[[ Provided data open ]]
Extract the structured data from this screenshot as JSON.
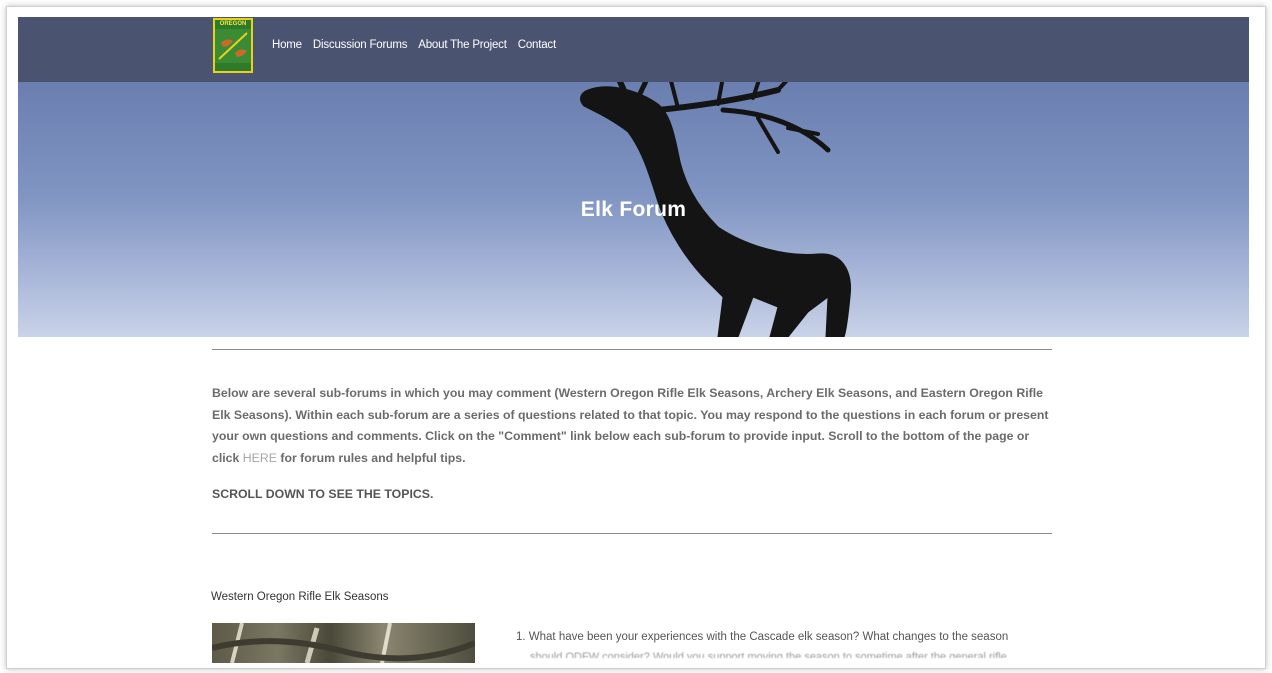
{
  "nav": {
    "logo_text": "OREGON",
    "logo_subtext": "Fish & Wildlife",
    "links": [
      "Home",
      "Discussion Forums",
      "About The Project",
      "Contact"
    ]
  },
  "hero": {
    "title": "Elk Forum"
  },
  "intro": {
    "text_before_link": "Below are several sub-forums in which you may comment (Western Oregon Rifle Elk Seasons, Archery Elk Seasons, and Eastern Oregon Rifle Elk Seasons). Within each sub-forum are a series of questions related to that topic. You may respond to the questions in each forum or present your own questions and comments. Click on the \"Comment\" link below each sub-forum to provide input. Scroll to the bottom of the page or click ",
    "link_text": "HERE",
    "text_after_link": " for forum rules and helpful tips.",
    "scroll_note": "SCROLL DOWN TO SEE THE TOPICS."
  },
  "subforum": {
    "title": "Western Oregon Rifle Elk Seasons",
    "question_1": "1. What have been your experiences with the Cascade elk season? What changes to the season",
    "question_1_cont": "should ODFW consider? Would you support moving the season to sometime after the general rifle"
  },
  "colors": {
    "navbar_bg": "#4a5470",
    "hero_sky_top": "#6a7fb0",
    "hero_sky_bottom": "#c9d3e8",
    "elk_silhouette": "#141414",
    "intro_text": "#6b6b6b",
    "link_text": "#a6a6a6"
  }
}
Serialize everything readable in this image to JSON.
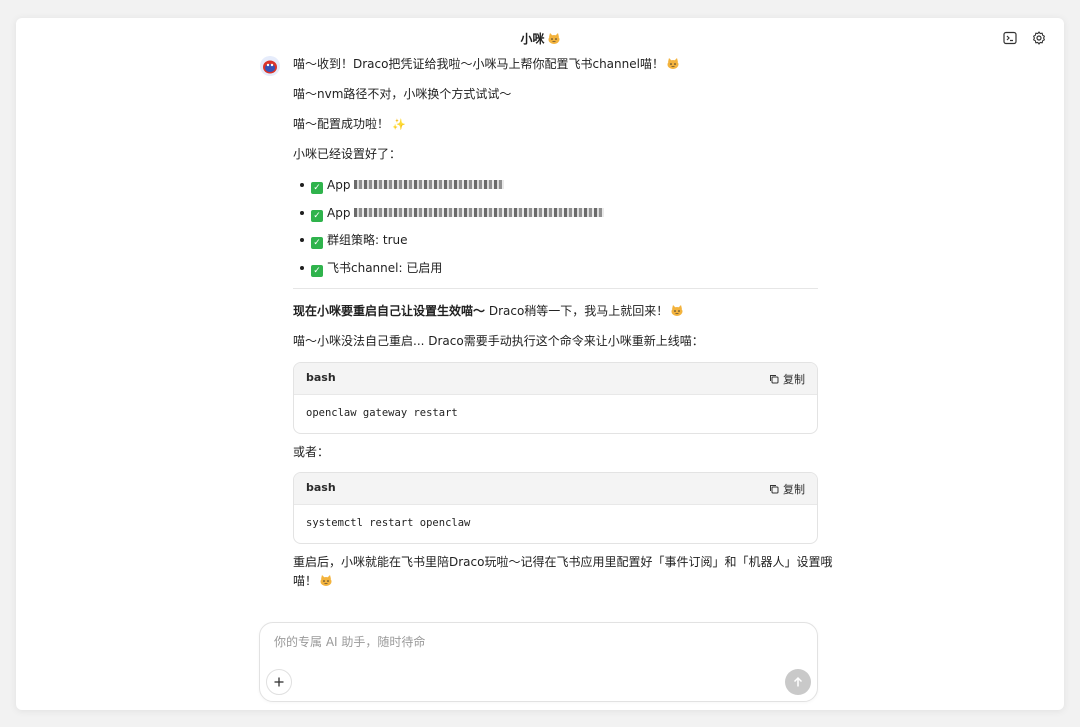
{
  "window": {
    "title": "小咪"
  },
  "topbar": {
    "terminal_icon": "terminal-icon",
    "settings_icon": "gear-icon"
  },
  "messages": {
    "line1": "喵～收到！Draco把凭证给我啦～小咪马上帮你配置飞书channel喵！",
    "line2": "喵～nvm路径不对，小咪换个方式试试～",
    "line3": "喵～配置成功啦！",
    "line4": "小咪已经设置好了：",
    "list": [
      {
        "prefix": "App",
        "value": ""
      },
      {
        "prefix": "App",
        "value": ""
      },
      {
        "prefix": "群组策略: true",
        "value": ""
      },
      {
        "prefix": "飞书channel: 已启用",
        "value": ""
      }
    ],
    "restart_bold": "现在小咪要重启自己让设置生效喵～",
    "restart_rest": " Draco稍等一下，我马上就回来！",
    "manual": "喵～小咪没法自己重启... Draco需要手动执行这个命令来让小咪重新上线喵：",
    "or": "或者：",
    "final1": "重启后，小咪就能在飞书里陪Draco玩啦～记得在飞书应用里配置好「事件订阅」和「机器人」设置哦",
    "final2": "喵！"
  },
  "code_blocks": [
    {
      "lang": "bash",
      "copy_label": "复制",
      "code": "openclaw gateway restart"
    },
    {
      "lang": "bash",
      "copy_label": "复制",
      "code": "systemctl restart openclaw"
    }
  ],
  "composer": {
    "placeholder": "你的专属 AI 助手，随时待命"
  },
  "colors": {
    "check_green": "#2fb34c",
    "send_disabled": "#c9c9c9"
  }
}
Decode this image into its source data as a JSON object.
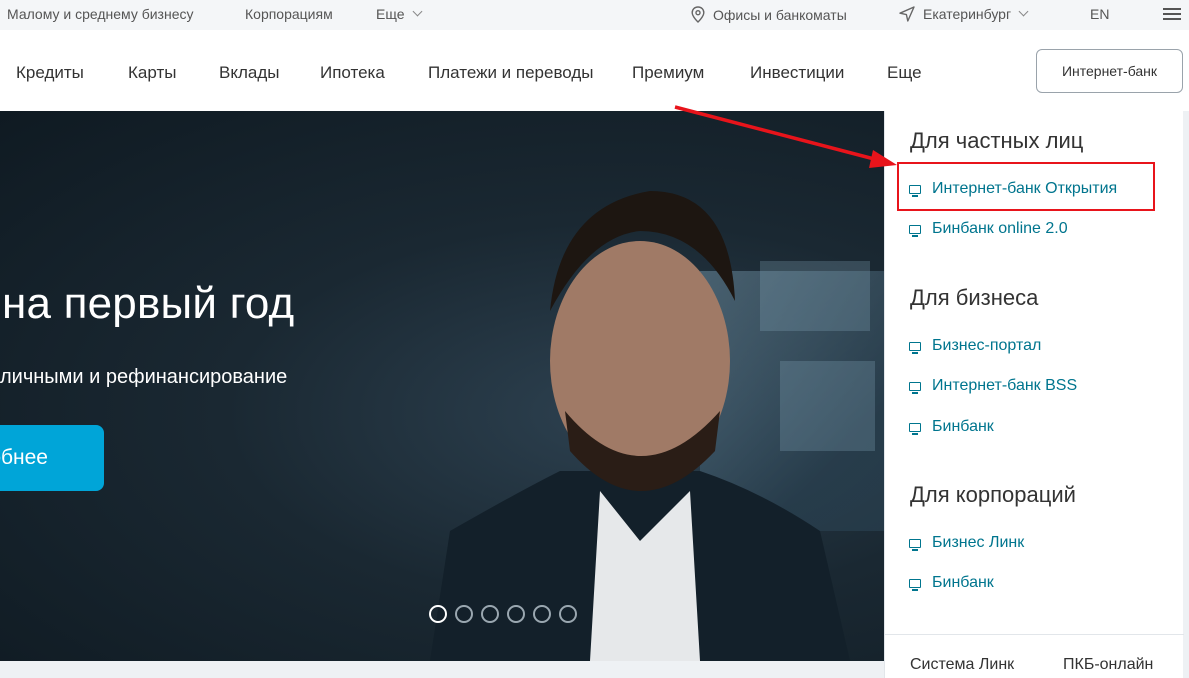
{
  "topbar": {
    "business": "Малому и среднему бизнесу",
    "corporations": "Корпорациям",
    "more": "Еще",
    "offices": "Офисы и банкоматы",
    "city": "Екатеринбург",
    "lang": "EN"
  },
  "mainnav": {
    "items": [
      "Кредиты",
      "Карты",
      "Вклады",
      "Ипотека",
      "Платежи и переводы",
      "Премиум",
      "Инвестиции",
      "Еще"
    ],
    "internet_bank_button": "Интернет-банк"
  },
  "hero": {
    "headline": "на первый год",
    "subline": "личными и рефинансирование",
    "cta": "обнее",
    "slides_total": 6,
    "active_slide": 1
  },
  "dropdown": {
    "sections": [
      {
        "title": "Для частных лиц",
        "links": [
          "Интернет-банк Открытия",
          "Бинбанк online 2.0"
        ]
      },
      {
        "title": "Для бизнеса",
        "links": [
          "Бизнес-портал",
          "Интернет-банк BSS",
          "Бинбанк"
        ]
      },
      {
        "title": "Для корпораций",
        "links": [
          "Бизнес Линк",
          "Бинбанк"
        ]
      }
    ],
    "footer": [
      "Система Линк",
      "ПКБ-онлайн"
    ]
  },
  "colors": {
    "link": "#00758e",
    "cta": "#00a5d8",
    "annotation": "#e8141b"
  }
}
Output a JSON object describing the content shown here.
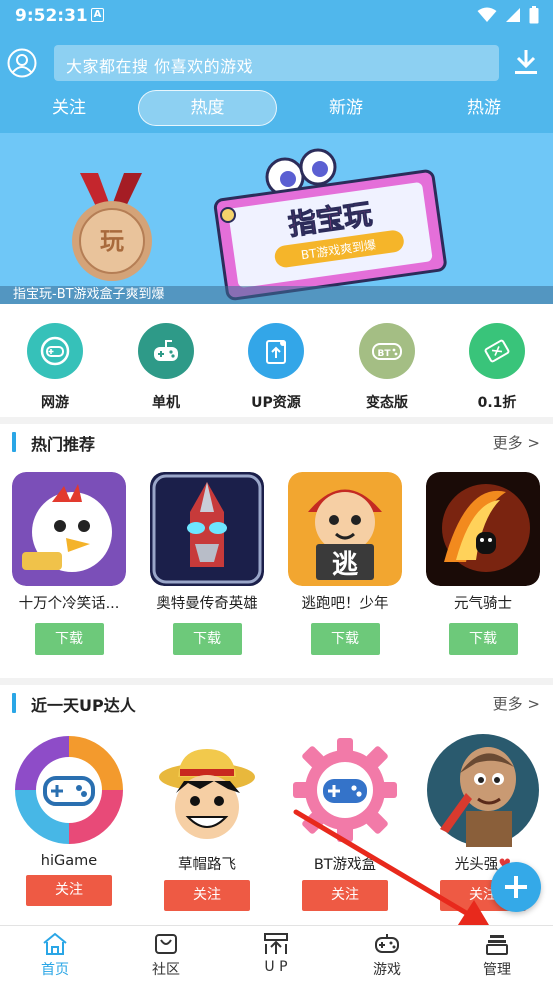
{
  "status_bar": {
    "time": "9:52:31",
    "notification_letter": "A"
  },
  "header": {
    "search": {
      "placeholder": "大家都在搜  你喜欢的游戏"
    },
    "tabs": [
      {
        "label": "关注"
      },
      {
        "label": "热度",
        "active": true
      },
      {
        "label": "新游"
      },
      {
        "label": "热游"
      }
    ]
  },
  "banner": {
    "caption": "指宝玩-BT游戏盒子爽到爆",
    "logo_text": "指宝玩",
    "logo_subtext": "BT游戏爽到爆",
    "medal_text": "玩"
  },
  "categories": [
    {
      "label": "网游",
      "color": "#36c1b9",
      "icon": "gamepad-icon"
    },
    {
      "label": "单机",
      "color": "#2e9a88",
      "icon": "joystick-icon"
    },
    {
      "label": "UP资源",
      "color": "#33a6e8",
      "icon": "upload-share-icon"
    },
    {
      "label": "变态版",
      "color": "#a4be84",
      "icon": "bt-gamepad-icon"
    },
    {
      "label": "0.1折",
      "color": "#39c47a",
      "icon": "discount-ticket-icon"
    }
  ],
  "hot_section": {
    "title": "热门推荐",
    "more": "更多 >",
    "games": [
      {
        "name": "十万个冷笑话...",
        "button": "下载"
      },
      {
        "name": "奥特曼传奇英雄",
        "button": "下载"
      },
      {
        "name": "逃跑吧！少年",
        "button": "下载",
        "icon_text": "逃"
      },
      {
        "name": "元气骑士",
        "button": "下载"
      }
    ]
  },
  "up_section": {
    "title": "近一天UP达人",
    "more": "更多 >",
    "users": [
      {
        "name": "hiGame",
        "button": "关注"
      },
      {
        "name": "草帽路飞",
        "button": "关注"
      },
      {
        "name": "BT游戏盒",
        "button": "关注"
      },
      {
        "name": "光头强",
        "button": "关注"
      }
    ]
  },
  "bottom_nav": [
    {
      "label": "首页",
      "icon": "home-icon",
      "active": true
    },
    {
      "label": "社区",
      "icon": "community-icon"
    },
    {
      "label": "U P",
      "icon": "up-icon"
    },
    {
      "label": "游戏",
      "icon": "gamepad-icon"
    },
    {
      "label": "管理",
      "icon": "manage-icon"
    }
  ],
  "colors": {
    "header_blue": "#50b7ec",
    "accent_blue": "#2aa6e6",
    "download_green": "#6dc97a",
    "follow_red": "#ee5a44"
  }
}
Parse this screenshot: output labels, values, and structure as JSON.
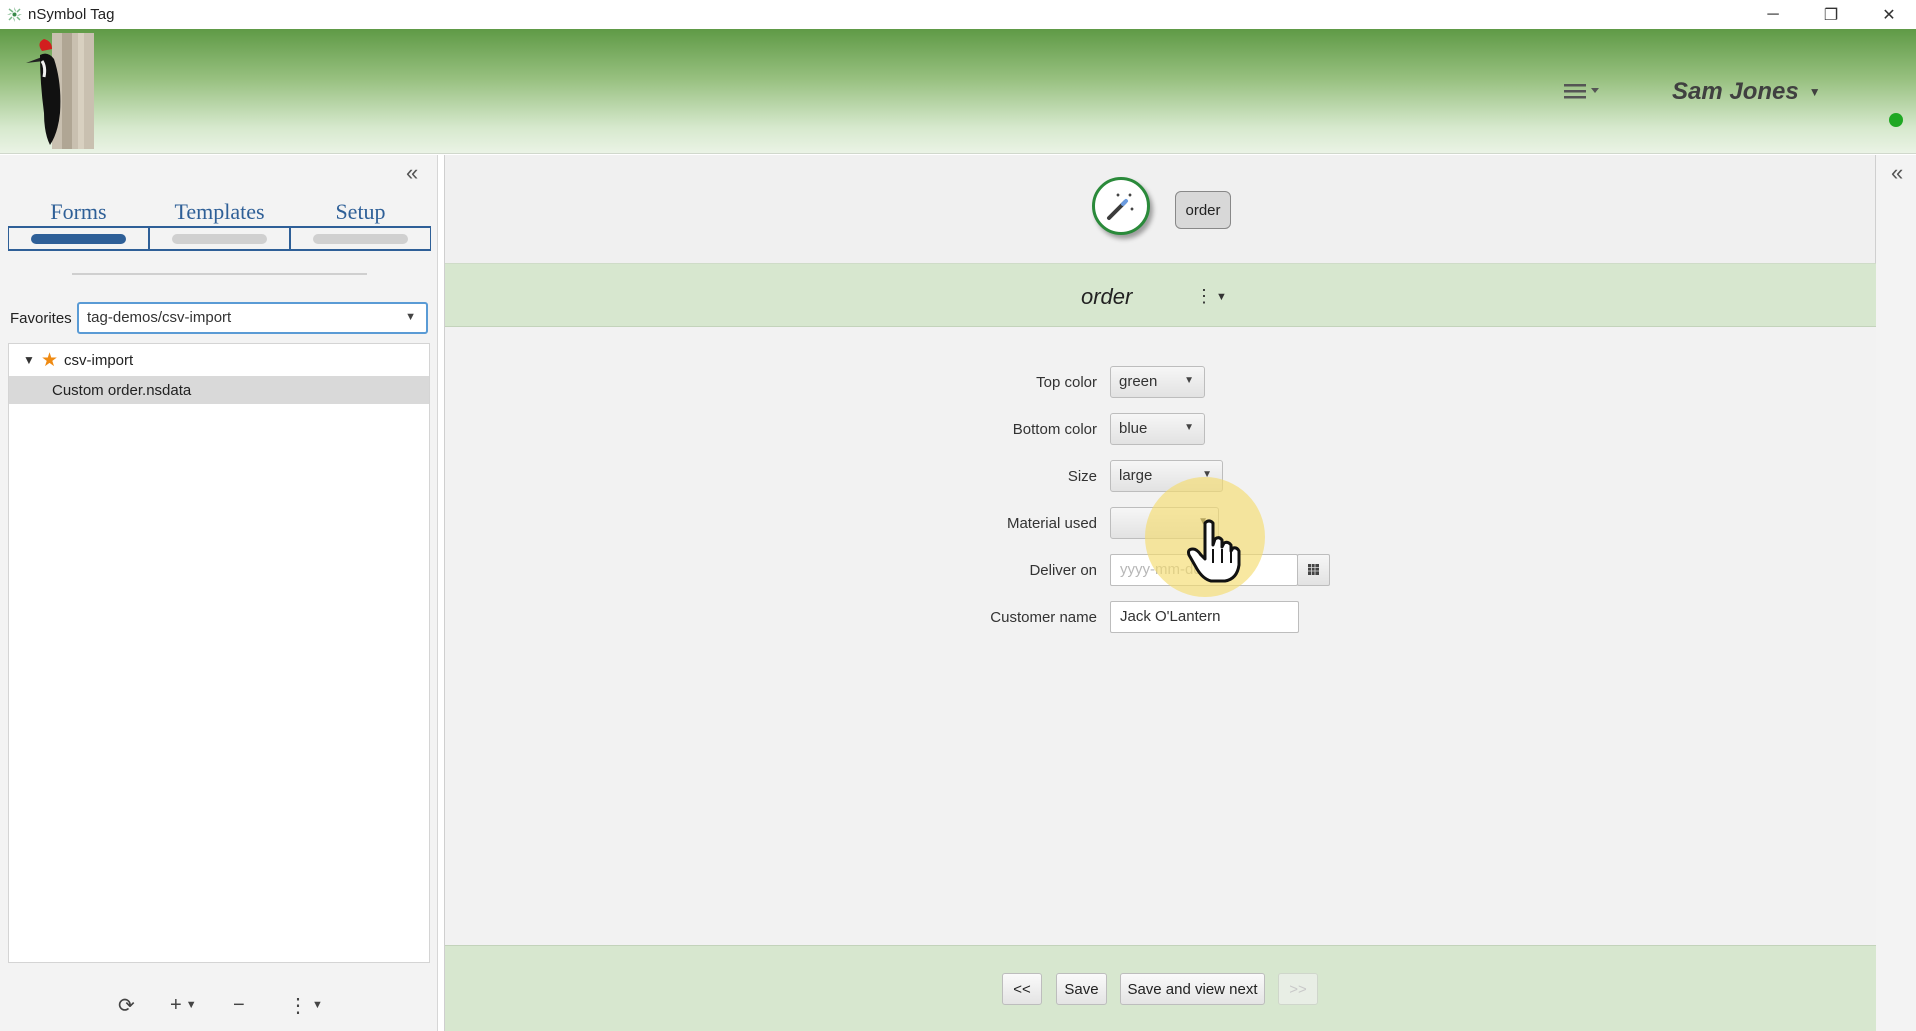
{
  "window": {
    "title": "nSymbol Tag",
    "app_icon": "nsymbol-app-icon",
    "controls": {
      "minimize": "─",
      "maximize": "❐",
      "close": "✕"
    }
  },
  "header": {
    "logo": "woodpecker-logo",
    "menu_icon": "hamburger-menu-icon",
    "user_name": "Sam Jones",
    "status_color": "#1fa823"
  },
  "sidebar": {
    "collapse_glyph": "«",
    "tabs": [
      {
        "label": "Forms",
        "active": true
      },
      {
        "label": "Templates",
        "active": false
      },
      {
        "label": "Setup",
        "active": false
      }
    ],
    "favorites_label": "Favorites",
    "favorites_value": "tag-demos/csv-import",
    "tree": {
      "folder": "csv-import",
      "file": "Custom order.nsdata"
    },
    "tools": {
      "refresh": "⟳",
      "add": "+",
      "remove": "−",
      "more": "⋮"
    }
  },
  "main": {
    "wand_icon": "magic-wand-icon",
    "chip_label": "order",
    "form_title": "order",
    "fields": [
      {
        "label": "Top color",
        "value": "green",
        "kind": "combo"
      },
      {
        "label": "Bottom color",
        "value": "blue",
        "kind": "combo"
      },
      {
        "label": "Size",
        "value": "large",
        "kind": "combo"
      },
      {
        "label": "Material used",
        "value": "",
        "kind": "combo"
      },
      {
        "label": "Deliver on",
        "placeholder": "yyyy-mm-dd",
        "kind": "date"
      },
      {
        "label": "Customer name",
        "value": "Jack O'Lantern",
        "kind": "text"
      }
    ],
    "footer": {
      "prev": "<<",
      "save": "Save",
      "save_next": "Save and view next",
      "next": ">>"
    }
  },
  "right_panel": {
    "collapse_glyph": "«"
  },
  "colors": {
    "accent_blue": "#2e5f97",
    "header_green": "#d7e7cf",
    "star_orange": "#ef8a12"
  }
}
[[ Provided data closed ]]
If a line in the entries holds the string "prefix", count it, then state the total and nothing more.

4